▶ **TASK TO CARRY OUT**:
Word for word, restate the entries below and exclude every image.

▶ **GIVEN ENTRIES**:
# # # # # # #

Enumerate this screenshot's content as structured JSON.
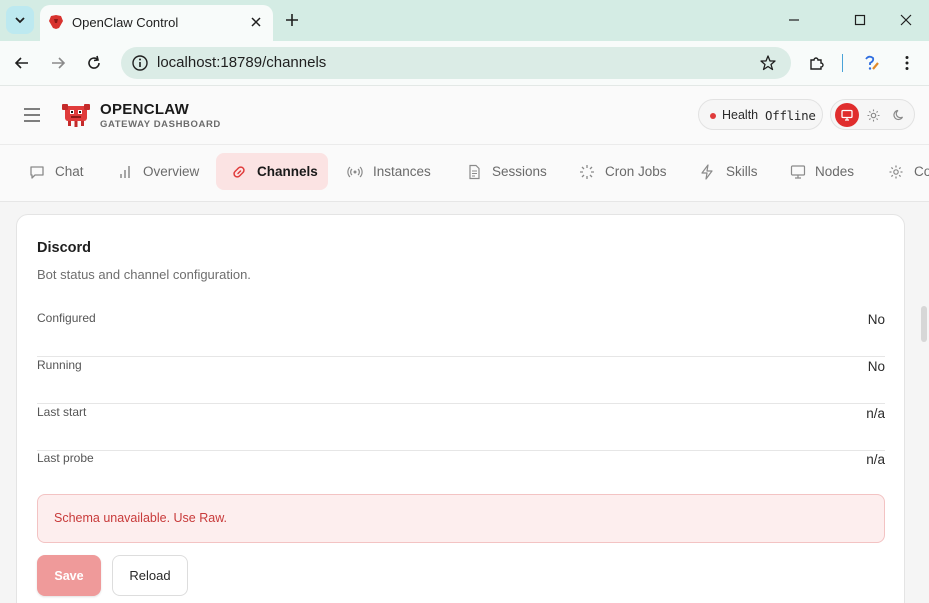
{
  "browser": {
    "tab_title": "OpenClaw Control",
    "url": "localhost:18789/channels"
  },
  "app": {
    "brand_title": "OPENCLAW",
    "brand_subtitle": "GATEWAY DASHBOARD",
    "health_label": "Health",
    "health_value": "Offline",
    "health_status_color": "#e03b3b",
    "accent_color": "#e02d2d",
    "theme_options": [
      "system",
      "light",
      "dark"
    ],
    "theme_selected": "system"
  },
  "nav": {
    "items": [
      {
        "label": "Chat",
        "icon": "message-icon"
      },
      {
        "label": "Overview",
        "icon": "bar-chart-icon"
      },
      {
        "label": "Channels",
        "icon": "link-icon",
        "active": true
      },
      {
        "label": "Instances",
        "icon": "broadcast-icon"
      },
      {
        "label": "Sessions",
        "icon": "document-icon"
      },
      {
        "label": "Cron Jobs",
        "icon": "loader-icon"
      },
      {
        "label": "Skills",
        "icon": "lightning-icon"
      },
      {
        "label": "Nodes",
        "icon": "monitor-icon"
      },
      {
        "label": "Co",
        "icon": "gear-icon"
      }
    ]
  },
  "card": {
    "title": "Discord",
    "subtitle": "Bot status and channel configuration.",
    "rows": [
      {
        "label": "Configured",
        "value": "No"
      },
      {
        "label": "Running",
        "value": "No"
      },
      {
        "label": "Last start",
        "value": "n/a"
      },
      {
        "label": "Last probe",
        "value": "n/a"
      }
    ],
    "alert": "Schema unavailable. Use Raw.",
    "save_label": "Save",
    "reload_label": "Reload"
  }
}
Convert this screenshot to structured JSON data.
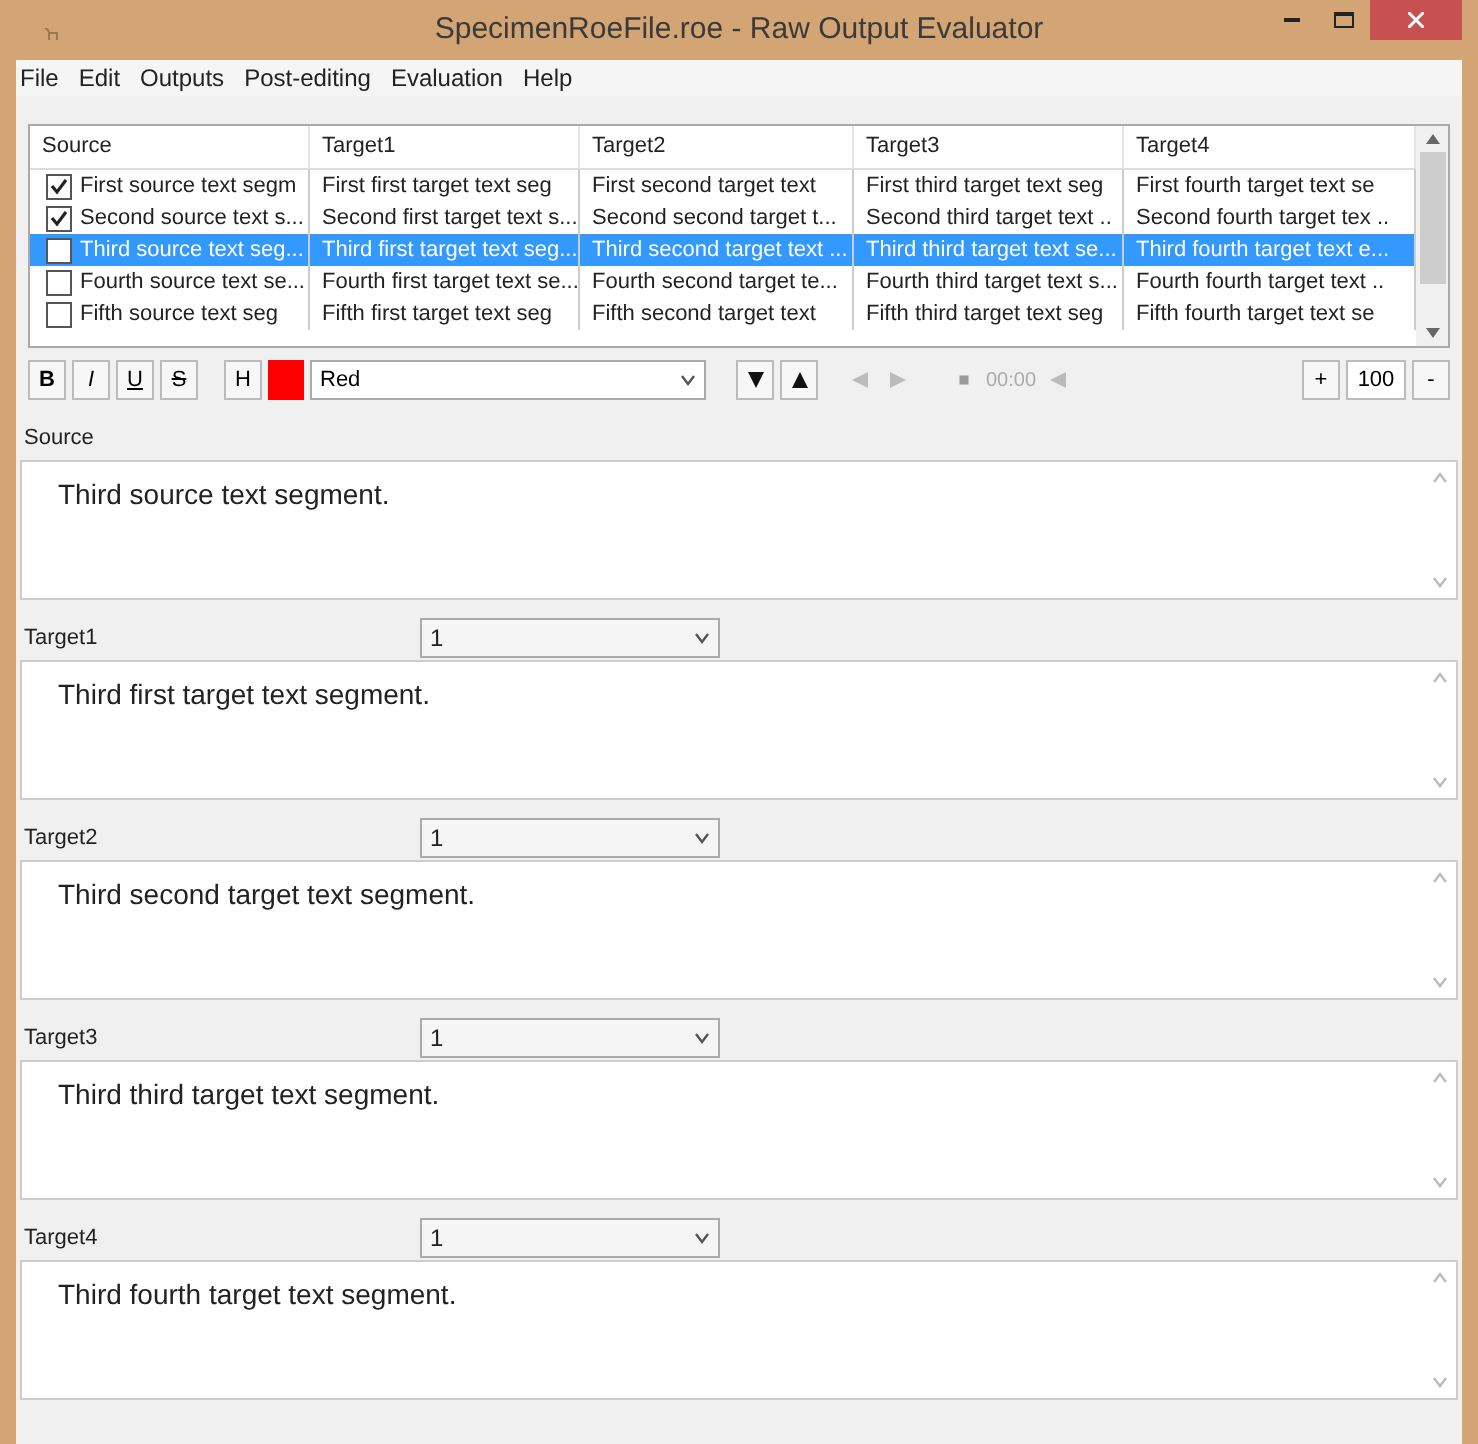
{
  "window": {
    "title": "SpecimenRoeFile.roe - Raw Output Evaluator"
  },
  "menu": [
    "File",
    "Edit",
    "Outputs",
    "Post-editing",
    "Evaluation",
    "Help"
  ],
  "grid": {
    "columns": [
      "Source",
      "Target1",
      "Target2",
      "Target3",
      "Target4"
    ],
    "rows": [
      {
        "checked": true,
        "selected": false,
        "cells": [
          "First source text segm",
          "First first target text seg",
          "First second target text",
          "First third target text seg",
          "First fourth target text se"
        ]
      },
      {
        "checked": true,
        "selected": false,
        "cells": [
          "Second source text s...",
          "Second first target text s...",
          "Second second target t...",
          "Second third target text ..",
          "Second fourth target tex .."
        ]
      },
      {
        "checked": false,
        "selected": true,
        "cells": [
          "Third source text seg...",
          "Third first target text seg...",
          "Third second target text ...",
          "Third third target text se...",
          "Third fourth target text e..."
        ]
      },
      {
        "checked": false,
        "selected": false,
        "cells": [
          "Fourth source text se...",
          "Fourth first target text se...",
          "Fourth second target te...",
          "Fourth third target text s...",
          "Fourth fourth target text .."
        ]
      },
      {
        "checked": false,
        "selected": false,
        "cells": [
          "Fifth source text seg",
          "Fifth first target text seg",
          "Fifth second target text",
          "Fifth third target text seg",
          "Fifth fourth target text se"
        ]
      }
    ]
  },
  "toolbar": {
    "format_buttons": [
      "B",
      "I",
      "U",
      "S"
    ],
    "highlight": {
      "label": "H",
      "color": "#ff0000"
    },
    "color_name": "Red",
    "time": "00:00",
    "zoom": "100",
    "zoom_in": "+",
    "zoom_out": "-"
  },
  "panels": [
    {
      "label": "Source",
      "text": "Third source text segment."
    },
    {
      "label": "Target1",
      "rank": "1",
      "text": "Third first target text segment."
    },
    {
      "label": "Target2",
      "rank": "1",
      "text": "Third second target text segment."
    },
    {
      "label": "Target3",
      "rank": "1",
      "text": "Third third target text segment."
    },
    {
      "label": "Target4",
      "rank": "1",
      "text": "Third fourth target text segment."
    }
  ]
}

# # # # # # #

▶ **REPLY TO THE EXERCISE**:
Enumerate this screenshot's content as structured JSON.
{
  "browser": {
    "tab_title": "OpenClaw Control",
    "url": "localhost:18789/channels"
  },
  "app": {
    "brand_title": "OPENCLAW",
    "brand_subtitle": "GATEWAY DASHBOARD",
    "health_label": "Health",
    "health_value": "Offline",
    "health_status_color": "#e03b3b",
    "accent_color": "#e02d2d",
    "theme_options": [
      "system",
      "light",
      "dark"
    ],
    "theme_selected": "system"
  },
  "nav": {
    "items": [
      {
        "label": "Chat",
        "icon": "message-icon"
      },
      {
        "label": "Overview",
        "icon": "bar-chart-icon"
      },
      {
        "label": "Channels",
        "icon": "link-icon",
        "active": true
      },
      {
        "label": "Instances",
        "icon": "broadcast-icon"
      },
      {
        "label": "Sessions",
        "icon": "document-icon"
      },
      {
        "label": "Cron Jobs",
        "icon": "loader-icon"
      },
      {
        "label": "Skills",
        "icon": "lightning-icon"
      },
      {
        "label": "Nodes",
        "icon": "monitor-icon"
      },
      {
        "label": "Co",
        "icon": "gear-icon"
      }
    ]
  },
  "card": {
    "title": "Discord",
    "subtitle": "Bot status and channel configuration.",
    "rows": [
      {
        "label": "Configured",
        "value": "No"
      },
      {
        "label": "Running",
        "value": "No"
      },
      {
        "label": "Last start",
        "value": "n/a"
      },
      {
        "label": "Last probe",
        "value": "n/a"
      }
    ],
    "alert": "Schema unavailable. Use Raw.",
    "save_label": "Save",
    "reload_label": "Reload"
  }
}
Convert this screenshot to structured JSON data.
{
  "window": {
    "title": "SpecimenRoeFile.roe - Raw Output Evaluator"
  },
  "menu": [
    "File",
    "Edit",
    "Outputs",
    "Post-editing",
    "Evaluation",
    "Help"
  ],
  "grid": {
    "columns": [
      "Source",
      "Target1",
      "Target2",
      "Target3",
      "Target4"
    ],
    "rows": [
      {
        "checked": true,
        "selected": false,
        "cells": [
          "First source text segm",
          "First first target text seg",
          "First second target text",
          "First third target text seg",
          "First fourth target text se"
        ]
      },
      {
        "checked": true,
        "selected": false,
        "cells": [
          "Second source text s...",
          "Second first target text s...",
          "Second second target t...",
          "Second third target text ..",
          "Second fourth target tex .."
        ]
      },
      {
        "checked": false,
        "selected": true,
        "cells": [
          "Third source text seg...",
          "Third first target text seg...",
          "Third second target text ...",
          "Third third target text se...",
          "Third fourth target text e..."
        ]
      },
      {
        "checked": false,
        "selected": false,
        "cells": [
          "Fourth source text se...",
          "Fourth first target text se...",
          "Fourth second target te...",
          "Fourth third target text s...",
          "Fourth fourth target text .."
        ]
      },
      {
        "checked": false,
        "selected": false,
        "cells": [
          "Fifth source text seg",
          "Fifth first target text seg",
          "Fifth second target text",
          "Fifth third target text seg",
          "Fifth fourth target text se"
        ]
      }
    ]
  },
  "toolbar": {
    "format_buttons": [
      "B",
      "I",
      "U",
      "S"
    ],
    "highlight": {
      "label": "H",
      "color": "#ff0000"
    },
    "color_name": "Red",
    "time": "00:00",
    "zoom": "100",
    "zoom_in": "+",
    "zoom_out": "-"
  },
  "panels": [
    {
      "label": "Source",
      "text": "Third source text segment."
    },
    {
      "label": "Target1",
      "rank": "1",
      "text": "Third first target text segment."
    },
    {
      "label": "Target2",
      "rank": "1",
      "text": "Third second target text segment."
    },
    {
      "label": "Target3",
      "rank": "1",
      "text": "Third third target text segment."
    },
    {
      "label": "Target4",
      "rank": "1",
      "text": "Third fourth target text segment."
    }
  ]
}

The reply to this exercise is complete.